A better approach is to acknowledge that lasting changes don’t come overnight, and that by being patient throughout the process and committing to follow through, you will see results in the long run. Remind yourself of this any time you start to feel antsy for those workout benefits. Good things take time, especially when it comes to fitness.

3. Ditch your all-or-nothing mindset.

The all-or-nothing approach to physical activity is common, Chicago-based personal trainer Stephanie Mansour, CPT, tells SELF. People either believe that they have to do a workout exactly how they imagined it—a full 60 minutes of cardio at 6 a.m., for example—and if any element of that plan falls apart (they wake up at 6:30 instead of 5:30, for instance), they’ll throw in the towel completely.

But having impossibly rigid standards doesn’t allow for any adaptation when life gets in the way. And it’s going to. When our too-high standards aren’t met, it leads to “a lot of discouragement and feeling overwhelmed,” explains Mansour.

So when things don’t go exactly as planned, instead of believing that you’ve blown your workout for the day, do as much as you can anyway—even if that’s only five or ten minutes, NYC-based certified strength and conditioning specialist Mike Clancy, CSCS, tells SELF. 

“Ten minutes is better than five, and five minutes is better than zero,” he explains. With this mindset, “It’s not about having a perfect workout every single time,” says Clancy. “It’s not a failure if you didn’t hit every target.” 

4. Enlist outside support.

Once you’ve hammered out some realistic goal setting, share it with someone, says Thompson—a friend, family member, coworker, neighbor, even all of Twitter if you want! The point is, sharing your exercise intentions with others can then help you stay accountable for actually following through on those goals. 

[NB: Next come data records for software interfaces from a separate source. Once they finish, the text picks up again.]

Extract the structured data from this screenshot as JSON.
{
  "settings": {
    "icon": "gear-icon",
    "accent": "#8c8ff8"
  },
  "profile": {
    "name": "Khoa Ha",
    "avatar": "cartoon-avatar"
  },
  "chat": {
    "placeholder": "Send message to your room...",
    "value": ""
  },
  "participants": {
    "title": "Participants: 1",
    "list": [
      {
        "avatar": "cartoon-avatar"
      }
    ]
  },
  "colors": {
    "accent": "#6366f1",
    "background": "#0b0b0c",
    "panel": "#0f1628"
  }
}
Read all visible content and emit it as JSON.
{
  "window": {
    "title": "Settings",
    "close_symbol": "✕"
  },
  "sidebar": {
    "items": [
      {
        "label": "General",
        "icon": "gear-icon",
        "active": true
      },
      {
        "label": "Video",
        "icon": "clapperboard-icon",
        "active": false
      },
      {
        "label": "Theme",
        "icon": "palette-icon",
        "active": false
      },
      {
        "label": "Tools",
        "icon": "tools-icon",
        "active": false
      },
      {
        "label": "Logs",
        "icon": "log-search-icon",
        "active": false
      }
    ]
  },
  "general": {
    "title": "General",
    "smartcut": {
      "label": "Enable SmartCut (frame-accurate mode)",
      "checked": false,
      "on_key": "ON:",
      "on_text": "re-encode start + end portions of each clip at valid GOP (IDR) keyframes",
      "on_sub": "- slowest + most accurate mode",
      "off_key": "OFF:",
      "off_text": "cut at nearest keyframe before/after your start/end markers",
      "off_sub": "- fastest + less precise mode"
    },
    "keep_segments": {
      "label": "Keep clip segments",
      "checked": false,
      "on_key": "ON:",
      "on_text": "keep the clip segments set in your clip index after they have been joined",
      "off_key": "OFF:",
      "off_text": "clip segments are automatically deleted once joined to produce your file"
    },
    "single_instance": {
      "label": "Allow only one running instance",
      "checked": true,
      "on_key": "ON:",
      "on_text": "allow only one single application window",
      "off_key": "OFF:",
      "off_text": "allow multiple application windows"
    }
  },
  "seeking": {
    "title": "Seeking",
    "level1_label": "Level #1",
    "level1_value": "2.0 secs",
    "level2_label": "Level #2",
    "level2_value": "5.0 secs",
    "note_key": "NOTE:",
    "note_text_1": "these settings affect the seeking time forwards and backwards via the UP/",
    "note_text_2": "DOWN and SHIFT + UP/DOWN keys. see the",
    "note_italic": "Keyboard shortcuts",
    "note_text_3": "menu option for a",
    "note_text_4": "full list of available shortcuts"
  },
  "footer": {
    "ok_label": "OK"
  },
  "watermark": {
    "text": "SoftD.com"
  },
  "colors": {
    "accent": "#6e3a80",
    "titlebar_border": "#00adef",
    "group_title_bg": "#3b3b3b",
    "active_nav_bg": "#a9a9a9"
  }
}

Additionally, by telling people your goals, they can often help you work toward them, says McArthur. Maybe your coworker will want to carpool to Tuesday night yoga,  perhaps your early-rising mom will give you pep talks before your morning workout or run, or maybe your next door neighbor will join you for at-home strength sessions. “Those are people who now know your goals,” says McArthur. “You can call them and get support on your bad days, and they can cheer you on on your good days.” And if they’re not into fitness themselves, maybe they have something else they’re working toward—and you can maintain a source of support for each other simply by checking in.

5. Accept that fact that you won’t always want to work out. And that’s totally normal.

Even the most motivated of exercisers will have days when they just really don’t want to hit the gym, NYC-based certified strength and conditioning specialist Mark DiSalvo, CSCS, tells SELF. On those days, avoid judging yourself or reading too much into the fact that you temporarily lost motivation to exercise. This nope-not-today is completely normal, adds Scantlebury, and understanding that up front can help you embrace those difficult feelings and move past them, rather than internalizing them or viewing them as signs of weakness.

6. Avoid making judgments about your day first thing in the morning.

Say you wake up after the weekend feeling stiff and lethargic. You remember you’ve signed up for a strength-training class that night and immediately begin dreading it. Your Monday workout motivation is totally shot. Yet instead of canceling it from your phone while still snuggled in bed, tell yourself that you’ll focus on simply getting through the work day and then reassess your workout plans when the time gets closer, says DiSalvo.